Why the Arctic?
The Arctic is warming twice as fast as the rest of the planet. Warmer temperatures at northern latitudes have led to increased sea ice recession, decreased snow and ice cover on land, and increased areas of frozen ground beginning to thaw which is expected to have dramatic impacts on energy development, national security, social and environmental sustainability, and global ecosystem functioning.
Arctic soils contain over twice as much carbon as what can be found in the atmosphere. This is because of environmental conditions (short summers and long, cold, dark winters) that have slowed the decomposition of dead plants and animals--soil organic matter.
As the ground continues to thaw due to warming, this carbon-rich organic matter will suddenly become available to soil microbial communities for decomposition. The process of breaking down this previously frozen material could irreversibly release massive amounts of carbon dioxide and methane, two of the most potent greenhouse gases contributing to global warming, into the atmosphere thereby creating an irreversible positive feedback loop. This is one reason why the Arctic is often referred to as a “tipping point."
However, thawing organic matter may also release important nutrients--mainly nitrogen--into the soil which could promote plant growth and productivity, or carbon intake via increased photosynthesis rates. This would create a negative feedback to the effects of warming, and could help maintain these soils as a 'sink' for atmospheric carbon.
Figuring out which of these processes is more likely to occur, and understanding what controls these processes, is important to ecosystem and global scale models that predict how our climate is going to change in the future. With more detailed data, and therefore more reliable models, scientists can then work with policy makers to make more informed decisions about our energy and environmental future both in the Arctic and around the world.
Where and how does chemistry fit in to all this?
Since nitrogen is limited in these systems, as the organic matter thaws and warms, it's thought that both plant and microbial communities will compete for the organic nitrogen that is released. We still don't understand what controls this competition and how it may impact the larger ecosystem.
How much organic nitrogen can be found in these systems? What forms of organic nitrogen are available to either the plant or microbial communities? Do certain plants, or microbes, prefer certain forms of organic nitrogen over others? How does the chemical composition, plant uptake, or microbial decomposition of this 'pool' change over time, or under warming conditions?

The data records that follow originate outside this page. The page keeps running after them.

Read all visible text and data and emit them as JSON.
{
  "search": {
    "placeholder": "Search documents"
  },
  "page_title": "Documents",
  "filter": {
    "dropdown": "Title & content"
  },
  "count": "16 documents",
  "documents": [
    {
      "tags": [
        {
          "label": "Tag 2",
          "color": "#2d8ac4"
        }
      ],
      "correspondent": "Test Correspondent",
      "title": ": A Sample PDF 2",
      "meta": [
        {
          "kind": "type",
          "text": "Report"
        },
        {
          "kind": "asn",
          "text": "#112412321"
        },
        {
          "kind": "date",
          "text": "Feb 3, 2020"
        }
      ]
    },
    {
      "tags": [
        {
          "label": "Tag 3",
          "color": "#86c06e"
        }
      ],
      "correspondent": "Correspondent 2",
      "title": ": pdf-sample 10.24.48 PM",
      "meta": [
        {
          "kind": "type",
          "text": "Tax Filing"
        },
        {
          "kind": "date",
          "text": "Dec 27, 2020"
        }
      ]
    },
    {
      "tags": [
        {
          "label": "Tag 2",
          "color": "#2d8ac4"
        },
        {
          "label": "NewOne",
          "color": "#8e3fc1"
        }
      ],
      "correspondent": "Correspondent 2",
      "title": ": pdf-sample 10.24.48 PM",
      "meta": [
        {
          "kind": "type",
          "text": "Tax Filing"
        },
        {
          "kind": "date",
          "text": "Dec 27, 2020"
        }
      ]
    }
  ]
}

My research uses a combination of high-throughput, highly selective and sensitive techniques to measure organic nitrogen availability in these systems. The goal of my dissertation work is to develop a robust, high-performance mass spectrometry workflow that will characterize and monitor how the pool of soil organic nitrogen varies across the landscape, with soil depth, and under different warming conditions. This data will then be used to help improve the predictive capabilities of ecosystem and climate models developed by the NGEE-Arctic modeling team.